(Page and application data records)
****************************************

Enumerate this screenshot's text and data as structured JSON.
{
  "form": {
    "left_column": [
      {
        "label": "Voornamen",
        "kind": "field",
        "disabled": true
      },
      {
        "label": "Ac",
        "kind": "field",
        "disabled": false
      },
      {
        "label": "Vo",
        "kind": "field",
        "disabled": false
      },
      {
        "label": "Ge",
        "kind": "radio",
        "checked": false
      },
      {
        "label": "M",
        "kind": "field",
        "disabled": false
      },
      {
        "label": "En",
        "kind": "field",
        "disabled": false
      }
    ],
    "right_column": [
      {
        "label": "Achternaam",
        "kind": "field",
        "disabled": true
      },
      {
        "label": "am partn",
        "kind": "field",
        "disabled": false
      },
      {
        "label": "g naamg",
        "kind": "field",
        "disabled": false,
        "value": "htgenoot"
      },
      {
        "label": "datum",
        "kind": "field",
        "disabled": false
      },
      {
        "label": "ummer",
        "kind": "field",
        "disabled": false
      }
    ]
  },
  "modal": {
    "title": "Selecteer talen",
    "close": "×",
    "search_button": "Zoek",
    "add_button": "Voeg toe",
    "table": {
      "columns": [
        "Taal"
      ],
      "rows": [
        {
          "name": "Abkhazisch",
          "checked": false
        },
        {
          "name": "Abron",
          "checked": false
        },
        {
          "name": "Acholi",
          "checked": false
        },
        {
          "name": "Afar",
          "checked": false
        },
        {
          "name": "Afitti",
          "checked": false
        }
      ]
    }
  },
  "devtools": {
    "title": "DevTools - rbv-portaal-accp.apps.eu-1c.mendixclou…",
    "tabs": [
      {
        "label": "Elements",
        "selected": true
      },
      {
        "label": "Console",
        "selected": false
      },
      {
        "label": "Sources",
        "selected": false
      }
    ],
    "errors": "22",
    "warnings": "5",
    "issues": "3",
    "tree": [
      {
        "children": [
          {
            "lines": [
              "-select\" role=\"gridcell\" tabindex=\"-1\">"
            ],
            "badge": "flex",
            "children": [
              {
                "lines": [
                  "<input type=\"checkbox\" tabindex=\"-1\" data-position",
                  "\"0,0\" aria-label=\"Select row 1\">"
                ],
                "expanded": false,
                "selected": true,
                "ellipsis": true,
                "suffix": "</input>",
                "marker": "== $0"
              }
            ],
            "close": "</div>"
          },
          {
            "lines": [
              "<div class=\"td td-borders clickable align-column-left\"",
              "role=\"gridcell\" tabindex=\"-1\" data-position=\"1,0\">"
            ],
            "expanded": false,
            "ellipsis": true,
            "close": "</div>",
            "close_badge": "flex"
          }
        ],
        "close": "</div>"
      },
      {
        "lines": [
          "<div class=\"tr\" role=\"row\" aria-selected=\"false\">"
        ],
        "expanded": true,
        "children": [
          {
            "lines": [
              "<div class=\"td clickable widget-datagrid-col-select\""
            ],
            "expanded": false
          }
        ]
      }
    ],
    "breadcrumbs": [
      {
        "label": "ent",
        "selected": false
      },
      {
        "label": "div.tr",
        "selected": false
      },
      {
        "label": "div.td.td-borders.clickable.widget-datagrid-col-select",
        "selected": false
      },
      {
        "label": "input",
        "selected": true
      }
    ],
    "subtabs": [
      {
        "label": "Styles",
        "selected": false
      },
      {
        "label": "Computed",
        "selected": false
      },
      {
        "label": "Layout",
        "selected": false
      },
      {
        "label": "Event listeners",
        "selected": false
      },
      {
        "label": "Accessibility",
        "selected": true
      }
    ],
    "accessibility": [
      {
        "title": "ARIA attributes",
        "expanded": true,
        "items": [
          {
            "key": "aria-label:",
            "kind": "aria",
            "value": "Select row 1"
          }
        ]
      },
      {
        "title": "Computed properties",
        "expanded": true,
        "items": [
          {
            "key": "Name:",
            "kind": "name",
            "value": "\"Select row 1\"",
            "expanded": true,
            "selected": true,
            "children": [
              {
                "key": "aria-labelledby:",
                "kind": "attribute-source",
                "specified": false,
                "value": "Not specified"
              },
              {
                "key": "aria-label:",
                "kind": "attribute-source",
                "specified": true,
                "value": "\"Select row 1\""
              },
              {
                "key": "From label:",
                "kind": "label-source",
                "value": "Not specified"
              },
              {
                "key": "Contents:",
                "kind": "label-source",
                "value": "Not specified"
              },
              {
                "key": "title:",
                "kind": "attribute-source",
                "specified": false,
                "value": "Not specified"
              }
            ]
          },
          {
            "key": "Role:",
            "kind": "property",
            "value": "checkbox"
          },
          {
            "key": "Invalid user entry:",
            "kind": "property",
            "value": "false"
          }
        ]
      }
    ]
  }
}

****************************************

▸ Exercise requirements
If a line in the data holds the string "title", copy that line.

▸ Task answer
    "title": "Selecteer talen",
    "title": "DevTools - rbv-portaal-accp.apps.eu-1c.mendixclou…",
        "title": "ARIA attributes",
        "title": "Computed properties",
                "key": "title:",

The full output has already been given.